This article list some great worm composting kits that’ll get you started in a heartbeat. Take a look at our favorite worm composters and tools, too!

The Best Compost for Garden Improvement

So, is there a single best compost for garden improvement?

That’s a tricky question. The greater the variety of input you put into your garden, the greater the range of nutrients it provides. 

Scientists tell us that adding too much compost actually increases the leaching of nutrients from the soil by overhead watering. You need more soil than compost!

Success with compost for garden improvement depends more on where you put it than what it is made from. Turn your compost into garden soil evenly throughout the top six inches of soil for the best results.

Here are some of our favorite premade composts and soil improvers!

FAQ

Can you compost bread?

Yes, you can compost bread. Bread will break down nicely in your compost pile or bin, or your kitchen composter. However, adding bread may attract wildlife and vermin to your compost. If your compost bin isn’t completely sealed, or you have a compost pile outdoors, bread will make a tasty treat for them.

What is compost?

Compost results from the aerobic decomposition of organic materials (anything that once was alive). The word ‘aerobic’ means that it includes oxygen. Anaerobic is a different process, and it means ‘without oxygen’. In simple words, compost is what you get when living things break down.

Compost is rich in bacteria, which help to break down just about anything – from straw to manure to food scraps. Compost is incredibly useful in your garden as it improves your soil and makes nutrients available to your plants – resulting in an awesome harvest!

What is compost used for?

Compost is used in the garden to improve soil quality and to make nutrients available to plants. Compost is also used in heating – you can heat water for your shower, or warm your whole house with a compost pile! Starting a compost pile or bin in your greenhouse can help your plants stay warmer in winter.

Full List of All Our Composting Articles

Author

  • Elle

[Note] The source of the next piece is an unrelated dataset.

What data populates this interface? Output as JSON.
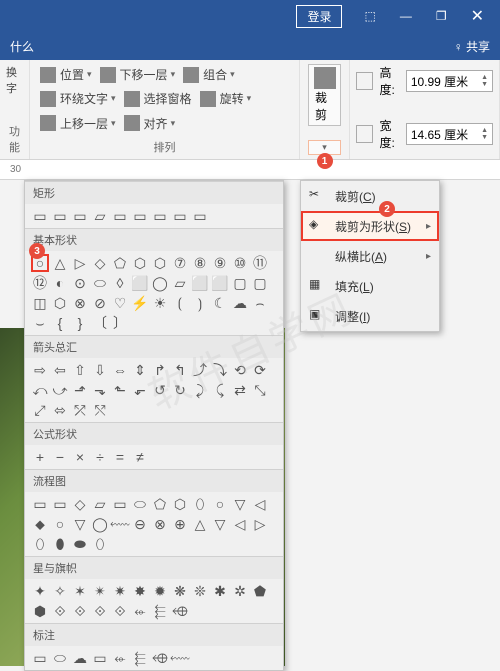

    Jack of all trades, master of some. Wild garden grower. Loves creating stuff. From food forests and survival gardens to soap and yoghurt. A girl on a farm with two kids and one husband (yep, just one - although another one would be handy). Weirdly enjoys fixing fences and digging holes. Qualified permaculture teacher and garden go-to.